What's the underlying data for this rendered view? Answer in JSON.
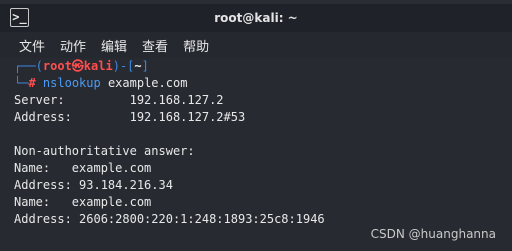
{
  "window": {
    "title": "root@kali: ~",
    "icon": "terminal-icon",
    "icon_glyph": ">_"
  },
  "menu": [
    "文件",
    "动作",
    "编辑",
    "查看",
    "帮助"
  ],
  "prompt": {
    "corner_top": "┌──(",
    "user": "root㉿kali",
    "mid": ")-[",
    "path": "~",
    "close": "]",
    "corner_bottom": "└─",
    "symbol": "#",
    "command": "nslookup",
    "argument": "example.com"
  },
  "output": [
    "Server:         192.168.127.2",
    "Address:        192.168.127.2#53",
    "",
    "Non-authoritative answer:",
    "Name:   example.com",
    "Address: 93.184.216.34",
    "Name:   example.com",
    "Address: 2606:2800:220:1:248:1893:25c8:1946"
  ],
  "watermark": "CSDN @huanghanna",
  "colors": {
    "prompt_frame": "#3e88e0",
    "user_host": "#ff4e4e",
    "command": "#4c9cf4",
    "text": "#e8e8e8",
    "background": "#272a31"
  }
}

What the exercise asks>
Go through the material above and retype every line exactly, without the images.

Answer to this problem>
What's the underlying data for this rendered view? Answer in JSON.
{
  "window": {
    "title": "root@kali: ~",
    "icon": "terminal-icon",
    "icon_glyph": ">_"
  },
  "menu": [
    "文件",
    "动作",
    "编辑",
    "查看",
    "帮助"
  ],
  "prompt": {
    "corner_top": "┌──(",
    "user": "root㉿kali",
    "mid": ")-[",
    "path": "~",
    "close": "]",
    "corner_bottom": "└─",
    "symbol": "#",
    "command": "nslookup",
    "argument": "example.com"
  },
  "output": [
    "Server:         192.168.127.2",
    "Address:        192.168.127.2#53",
    "",
    "Non-authoritative answer:",
    "Name:   example.com",
    "Address: 93.184.216.34",
    "Name:   example.com",
    "Address: 2606:2800:220:1:248:1893:25c8:1946"
  ],
  "watermark": "CSDN @huanghanna",
  "colors": {
    "prompt_frame": "#3e88e0",
    "user_host": "#ff4e4e",
    "command": "#4c9cf4",
    "text": "#e8e8e8",
    "background": "#272a31"
  }
}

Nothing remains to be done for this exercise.